Microsoft Axing Windows Journal App over Security Risks
- By Kurt Mackie
- August 03, 2016
Microsoft recently issued an update for its Windows operating system that will permanently remove the Windows Journal note-taking app, which the company now considers a security risk.
The update, published on July 28, will automatically remove Windows Journal without requiring IT pros to make registry changes. Microsoft's Knowledge Base article KB3161102 outlines what to expect. Microsoft is delivering the KB3161102 update through its Windows Update service.
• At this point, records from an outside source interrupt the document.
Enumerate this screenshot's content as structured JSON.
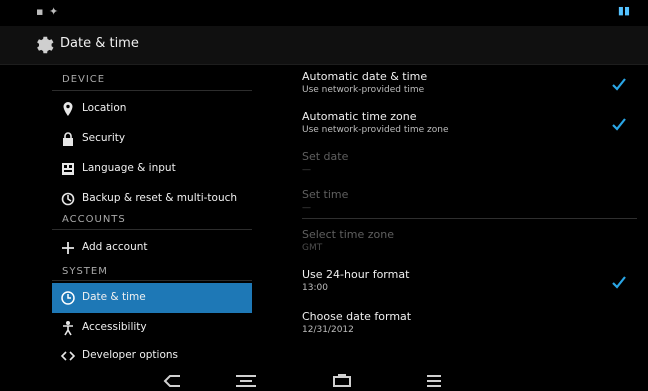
{
  "status": {
    "left": "▪ ✦",
    "right": "▮▮"
  },
  "title": "Date & time",
  "sidebar": {
    "header_1": "Device",
    "items_1": [
      {
        "label": "Location",
        "icon": "location-icon"
      },
      {
        "label": "Security",
        "icon": "lock-icon"
      },
      {
        "label": "Language & input",
        "icon": "keyboard-icon"
      },
      {
        "label": "Backup & reset & multi-touch",
        "icon": "reset-icon"
      }
    ],
    "header_2": "Accounts",
    "add_account": "Add account",
    "header_3": "System",
    "items_2": [
      {
        "label": "Date & time",
        "icon": "clock-icon",
        "active": true
      },
      {
        "label": "Accessibility",
        "icon": "accessibility-icon"
      },
      {
        "label": "Developer options",
        "icon": "developer-icon"
      }
    ]
  },
  "settings": [
    {
      "title": "Automatic date & time",
      "sub": "Use network-provided time",
      "checked": true,
      "disabled": false
    },
    {
      "title": "Automatic time zone",
      "sub": "Use network-provided time zone",
      "checked": true,
      "disabled": false
    },
    {
      "title": "Set date",
      "sub": "—",
      "checked": false,
      "disabled": true
    },
    {
      "title": "Set time",
      "sub": "—",
      "checked": false,
      "disabled": true
    },
    {
      "title": "Select time zone",
      "sub": "GMT",
      "checked": false,
      "disabled": true
    },
    {
      "title": "Use 24-hour format",
      "sub": "13:00",
      "checked": true,
      "disabled": false
    },
    {
      "title": "Choose date format",
      "sub": "12/31/2012",
      "checked": false,
      "disabled": false
    }
  ],
  "nav": [
    "back-icon",
    "home-icon",
    "recent-apps-icon",
    "menu-icon"
  ]
}
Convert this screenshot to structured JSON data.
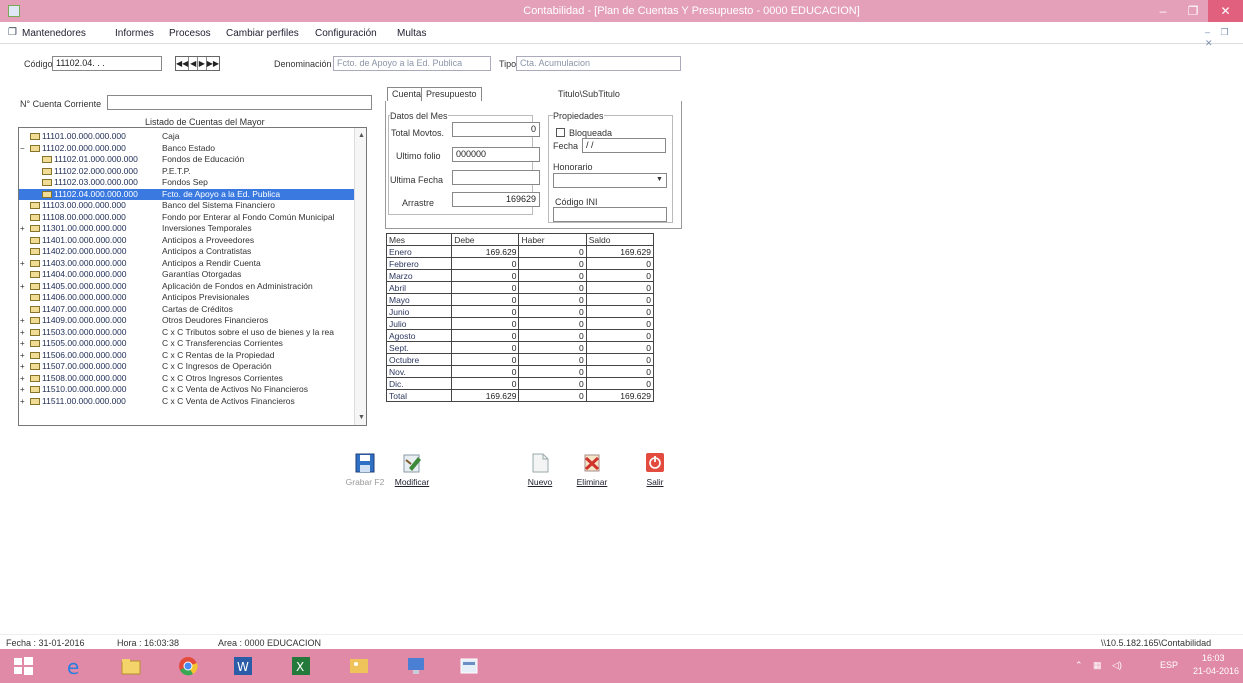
{
  "window": {
    "title": "Contabilidad - [Plan de Cuentas Y Presupuesto  - 0000 EDUCACION]",
    "minimize": "–",
    "maximize": "❐",
    "close": "✕"
  },
  "menu": [
    "Mantenedores",
    "Informes",
    "Procesos",
    "Cambiar perfiles",
    "Configuración",
    "Multas"
  ],
  "mdi_controls": "– ❐ ✕",
  "header": {
    "codigo_label": "Código",
    "codigo_value": "11102.04.   .    .",
    "nav_buttons": [
      "◀◀",
      "◀",
      "▶",
      "▶▶"
    ],
    "denominacion_label": "Denominación",
    "denominacion_value": "Fcto. de Apoyo a la Ed. Publica",
    "tipo_label": "Tipo",
    "tipo_value": "Cta. Acumulacion"
  },
  "cuenta_corriente_label": "N° Cuenta Corriente",
  "cuenta_corriente_value": "",
  "list_title": "Listado de Cuentas del Mayor",
  "accounts": [
    {
      "exp": "",
      "indent": 0,
      "code": "11101.00.000.000.000",
      "name": "Caja"
    },
    {
      "exp": "−",
      "indent": 0,
      "code": "11102.00.000.000.000",
      "name": "Banco Estado"
    },
    {
      "exp": "",
      "indent": 1,
      "code": "11102.01.000.000.000",
      "name": "Fondos de Educación"
    },
    {
      "exp": "",
      "indent": 1,
      "code": "11102.02.000.000.000",
      "name": "P.E.T.P."
    },
    {
      "exp": "",
      "indent": 1,
      "code": "11102.03.000.000.000",
      "name": "Fondos Sep"
    },
    {
      "exp": "",
      "indent": 1,
      "code": "11102.04.000.000.000",
      "name": "Fcto. de Apoyo a la Ed. Publica",
      "selected": true
    },
    {
      "exp": "",
      "indent": 0,
      "code": "11103.00.000.000.000",
      "name": "Banco del Sistema Financiero"
    },
    {
      "exp": "",
      "indent": 0,
      "code": "11108.00.000.000.000",
      "name": "Fondo por Enterar al Fondo Común Municipal"
    },
    {
      "exp": "+",
      "indent": 0,
      "code": "11301.00.000.000.000",
      "name": "Inversiones Temporales"
    },
    {
      "exp": "",
      "indent": 0,
      "code": "11401.00.000.000.000",
      "name": "Anticipos a Proveedores"
    },
    {
      "exp": "",
      "indent": 0,
      "code": "11402.00.000.000.000",
      "name": "Anticipos a Contratistas"
    },
    {
      "exp": "+",
      "indent": 0,
      "code": "11403.00.000.000.000",
      "name": "Anticipos a Rendir Cuenta"
    },
    {
      "exp": "",
      "indent": 0,
      "code": "11404.00.000.000.000",
      "name": "Garantías Otorgadas"
    },
    {
      "exp": "+",
      "indent": 0,
      "code": "11405.00.000.000.000",
      "name": "Aplicación de Fondos en Administración"
    },
    {
      "exp": "",
      "indent": 0,
      "code": "11406.00.000.000.000",
      "name": "Anticipos Previsionales"
    },
    {
      "exp": "",
      "indent": 0,
      "code": "11407.00.000.000.000",
      "name": "Cartas de Créditos"
    },
    {
      "exp": "+",
      "indent": 0,
      "code": "11409.00.000.000.000",
      "name": "Otros Deudores Financieros"
    },
    {
      "exp": "+",
      "indent": 0,
      "code": "11503.00.000.000.000",
      "name": "C x C Tributos sobre el uso de bienes y la rea"
    },
    {
      "exp": "+",
      "indent": 0,
      "code": "11505.00.000.000.000",
      "name": "C x C Transferencias Corrientes"
    },
    {
      "exp": "+",
      "indent": 0,
      "code": "11506.00.000.000.000",
      "name": "C x C Rentas de la Propiedad"
    },
    {
      "exp": "+",
      "indent": 0,
      "code": "11507.00.000.000.000",
      "name": "C x C Ingresos de Operación"
    },
    {
      "exp": "+",
      "indent": 0,
      "code": "11508.00.000.000.000",
      "name": "C x C Otros Ingresos Corrientes"
    },
    {
      "exp": "+",
      "indent": 0,
      "code": "11510.00.000.000.000",
      "name": "C x C Venta de Activos No Financieros"
    },
    {
      "exp": "+",
      "indent": 0,
      "code": "11511.00.000.000.000",
      "name": "C x C Venta de Activos Financieros"
    }
  ],
  "tabs": [
    "Cuenta",
    "Presupuesto"
  ],
  "titulo_label": "Titulo\\SubTitulo",
  "datos_mes": {
    "group_label": "Datos del Mes",
    "total_movtos_label": "Total Movtos.",
    "total_movtos_value": "0",
    "ultimo_folio_label": "Ultimo folio",
    "ultimo_folio_value": "000000",
    "ultima_fecha_label": "Ultima Fecha",
    "ultima_fecha_value": "",
    "arrastre_label": "Arrastre",
    "arrastre_value": "169629"
  },
  "propiedades": {
    "group_label": "Propiedades",
    "bloqueada_label": "Bloqueada",
    "fecha_label": "Fecha",
    "fecha_value": "/ /",
    "honorario_label": "Honorario",
    "honorario_value": "",
    "codigo_ini_label": "Código INI",
    "codigo_ini_value": ""
  },
  "table": {
    "headers": [
      "Mes",
      "Debe",
      "Haber",
      "Saldo"
    ],
    "rows": [
      [
        "Enero",
        "169.629",
        "0",
        "169.629"
      ],
      [
        "Febrero",
        "0",
        "0",
        "0"
      ],
      [
        "Marzo",
        "0",
        "0",
        "0"
      ],
      [
        "Abril",
        "0",
        "0",
        "0"
      ],
      [
        "Mayo",
        "0",
        "0",
        "0"
      ],
      [
        "Junio",
        "0",
        "0",
        "0"
      ],
      [
        "Julio",
        "0",
        "0",
        "0"
      ],
      [
        "Agosto",
        "0",
        "0",
        "0"
      ],
      [
        "Sept.",
        "0",
        "0",
        "0"
      ],
      [
        "Octubre",
        "0",
        "0",
        "0"
      ],
      [
        "Nov.",
        "0",
        "0",
        "0"
      ],
      [
        "Dic.",
        "0",
        "0",
        "0"
      ],
      [
        "Total",
        "169.629",
        "0",
        "169.629"
      ]
    ]
  },
  "toolbar": {
    "grabar": "Grabar F2",
    "modificar": "Modificar",
    "nuevo": "Nuevo",
    "eliminar": "Eliminar",
    "salir": "Salir"
  },
  "status": {
    "fecha": "Fecha : 31-01-2016",
    "hora": "Hora : 16:03:38",
    "area": "Area : 0000 EDUCACION",
    "server": "\\\\10.5.182.165\\Contabilidad"
  },
  "tray": {
    "lang": "ESP",
    "time": "16:03",
    "date": "21-04-2016"
  }
}
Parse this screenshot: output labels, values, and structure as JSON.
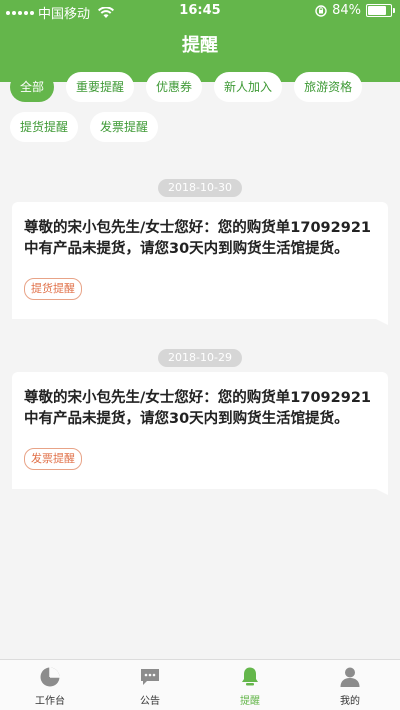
{
  "status": {
    "carrier": "中国移动",
    "time": "16:45",
    "battery_percent": "84%",
    "battery_level": 0.84
  },
  "header": {
    "title": "提醒"
  },
  "filters": [
    {
      "label": "全部",
      "active": true
    },
    {
      "label": "重要提醒",
      "active": false
    },
    {
      "label": "优惠券",
      "active": false
    },
    {
      "label": "新人加入",
      "active": false
    },
    {
      "label": "旅游资格",
      "active": false
    },
    {
      "label": "提货提醒",
      "active": false
    },
    {
      "label": "发票提醒",
      "active": false
    }
  ],
  "messages": [
    {
      "date": "2018-10-30",
      "text": "尊敬的宋小包先生/女士您好：您的购货单17092921中有产品未提货，请您30天内到购货生活馆提货。",
      "tag": "提货提醒"
    },
    {
      "date": "2018-10-29",
      "text": "尊敬的宋小包先生/女士您好：您的购货单17092921中有产品未提货，请您30天内到购货生活馆提货。",
      "tag": "发票提醒"
    }
  ],
  "tabbar": {
    "items": [
      {
        "label": "工作台",
        "icon": "pie-chart-icon"
      },
      {
        "label": "公告",
        "icon": "chat-bubble-icon"
      },
      {
        "label": "提醒",
        "icon": "bell-icon",
        "active": true
      },
      {
        "label": "我的",
        "icon": "person-icon"
      }
    ]
  },
  "colors": {
    "accent": "#64b64b",
    "tag": "#e07048"
  }
}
It's also available for download from the Microsoft Download Center and the Microsoft Update Catalog portals.
In May, Microsoft issued a critical security patch for Windows to address a remote code execution flaw in Journal, but apparently the patch wasn't good enough to address its overall security issues. Now, Microsoft really wants Windows Journal to go away, so much so that the Knowledge Base article cautions that "you can't uninstall this update [KB3161102] after you install it."
The use of a Windows update release to remove a Windows feature is "quite unusual," according to InfoWorld writer Woody Leonhard, in his AskWoody blog. He also noted in his blog that a reader was reporting possible Microsoft Outlook issues associated with KB3161102, although the issues apparently haven't been replicated.
Instead of using Windows Journal, Microsoft is recommending the use of its OneNote app, which is a free note-taking application "for all supported versions of Windows."
Alternatively, for organizations dependent on using Windows Journal, Microsoft has built an installable version of the app, but it only can take effect after the KB3161102 Windows update has been applied. Even then, this installed-app version of Windows Journal will pop up a message informing users of the security risks of using it. The installable app also will lack Windows Journal Note Writer, a feature that is "deprecated," according to the Knowledge Base article.
Microsoft considers Windows Journal, and its JNT file format, to be "susceptible to many security exploits." Windows Journal was first introduced in Microsoft's operating systems with the release of the Windows XP Tablet. It's been in all Windows releases since that time. It's even in Windows 10 version 1511.
One caveat is that KB3161102 doesn't work for Windows Embedded 7 "and should not be installed on that operating system," Microsoft's Knowledge Base article cautioned.
Kurt Mackie is senior news producer for the 1105 Enterprise Computing Group.